From 1st September 1914 to 1920, there were no circuses and George Gilbert died in 1915, but cine/variety shows continued, some with a water spectacle, under various managements until 1923, when the Read family brought the business. After renovation of the interior, summer circuses returned (but without the water feature after 1932), followed by plays or reviews and pantomime. Boxing also re-started and talking pictures came in 1930. In 1928, a mass meeting of the Conservative Party was addressed by Stanley Baldwin. From 1934, only occasional boxing promotions ran in the winter and spring and the 1939 circus was curtailed by war. The building was then requisitioned for military use, which caused much damage and dilapidation. The War Office was slow to pay compensation, but repairs, including re-roofing and re-wiring, were under way by 1951, when ownership passed to William Russell, who had run the Vivarium. He re-started circuses in the summer and boxing in the rest of the year, with the circuses of 1953-55 again featuring the sinking ring. During 1961-64, productions were televised for a national audience.


In 1978, Jack Jay and his rock musician son, Peter, became the owners. At first, they engaged established circuses to appear and in 1981, a Water Spectacle returned; a special show for the building’s centenary saw the announcement of a winter show. Over the years, wrestling, productions forming part of the Norfolk and Norwich Festival, pop-tribute concerts, inter-schools Carol Services and a memorable local amateur production of Barnum have all used the venue.

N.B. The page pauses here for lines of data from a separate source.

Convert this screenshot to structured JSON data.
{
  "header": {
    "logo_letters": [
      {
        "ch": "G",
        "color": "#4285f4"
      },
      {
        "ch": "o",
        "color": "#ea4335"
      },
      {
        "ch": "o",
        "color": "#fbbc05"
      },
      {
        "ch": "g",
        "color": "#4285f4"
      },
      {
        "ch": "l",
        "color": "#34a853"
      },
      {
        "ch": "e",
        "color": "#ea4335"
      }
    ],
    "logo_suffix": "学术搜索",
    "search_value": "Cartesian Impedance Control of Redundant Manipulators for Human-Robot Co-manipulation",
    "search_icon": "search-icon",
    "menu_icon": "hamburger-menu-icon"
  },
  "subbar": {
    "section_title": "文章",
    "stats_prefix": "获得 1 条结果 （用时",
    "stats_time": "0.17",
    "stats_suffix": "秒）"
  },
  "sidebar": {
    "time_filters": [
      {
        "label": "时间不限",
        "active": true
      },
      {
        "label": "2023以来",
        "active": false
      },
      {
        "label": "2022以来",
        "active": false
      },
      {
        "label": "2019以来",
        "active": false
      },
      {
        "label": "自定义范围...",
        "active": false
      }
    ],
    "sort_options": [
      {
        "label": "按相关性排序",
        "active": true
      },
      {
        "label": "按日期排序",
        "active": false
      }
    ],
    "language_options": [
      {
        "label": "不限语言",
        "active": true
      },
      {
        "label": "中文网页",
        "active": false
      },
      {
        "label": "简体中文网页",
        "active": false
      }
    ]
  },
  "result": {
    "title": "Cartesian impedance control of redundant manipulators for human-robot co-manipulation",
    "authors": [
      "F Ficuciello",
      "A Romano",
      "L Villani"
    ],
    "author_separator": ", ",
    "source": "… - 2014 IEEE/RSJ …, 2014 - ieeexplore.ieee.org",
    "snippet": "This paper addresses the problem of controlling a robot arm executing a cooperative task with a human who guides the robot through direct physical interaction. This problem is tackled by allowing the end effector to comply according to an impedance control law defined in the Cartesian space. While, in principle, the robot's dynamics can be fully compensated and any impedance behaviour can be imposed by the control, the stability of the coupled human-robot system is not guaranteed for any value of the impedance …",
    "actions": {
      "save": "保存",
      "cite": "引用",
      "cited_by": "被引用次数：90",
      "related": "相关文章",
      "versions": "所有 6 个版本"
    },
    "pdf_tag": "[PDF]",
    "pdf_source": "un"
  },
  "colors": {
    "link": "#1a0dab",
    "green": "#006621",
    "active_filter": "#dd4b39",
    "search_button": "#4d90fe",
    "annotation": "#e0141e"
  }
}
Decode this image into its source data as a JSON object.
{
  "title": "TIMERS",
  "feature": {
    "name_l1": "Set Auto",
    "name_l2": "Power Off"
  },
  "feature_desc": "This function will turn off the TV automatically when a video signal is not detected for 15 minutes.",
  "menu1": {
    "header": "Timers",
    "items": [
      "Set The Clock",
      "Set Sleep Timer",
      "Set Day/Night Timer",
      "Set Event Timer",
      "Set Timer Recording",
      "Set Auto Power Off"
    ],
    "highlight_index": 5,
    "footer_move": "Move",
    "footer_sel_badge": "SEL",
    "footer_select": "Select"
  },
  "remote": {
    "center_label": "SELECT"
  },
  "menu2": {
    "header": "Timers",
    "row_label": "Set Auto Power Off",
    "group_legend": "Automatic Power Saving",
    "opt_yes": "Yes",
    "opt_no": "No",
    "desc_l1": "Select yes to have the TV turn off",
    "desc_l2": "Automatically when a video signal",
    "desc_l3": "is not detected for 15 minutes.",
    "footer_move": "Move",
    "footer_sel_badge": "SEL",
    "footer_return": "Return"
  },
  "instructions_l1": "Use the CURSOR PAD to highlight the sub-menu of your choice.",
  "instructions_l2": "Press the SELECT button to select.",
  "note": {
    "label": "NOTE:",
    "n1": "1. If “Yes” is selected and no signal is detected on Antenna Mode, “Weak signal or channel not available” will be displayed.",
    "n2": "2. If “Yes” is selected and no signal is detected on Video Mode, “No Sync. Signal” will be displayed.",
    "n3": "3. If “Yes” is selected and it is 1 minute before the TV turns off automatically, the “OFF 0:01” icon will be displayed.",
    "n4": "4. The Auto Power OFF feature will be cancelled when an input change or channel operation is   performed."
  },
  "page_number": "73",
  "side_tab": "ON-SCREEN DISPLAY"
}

Now, the next generation of the Jay family is involved and special shows are held at intervals throughout the year, with the building remaining a star of Great Yarmouth heritage.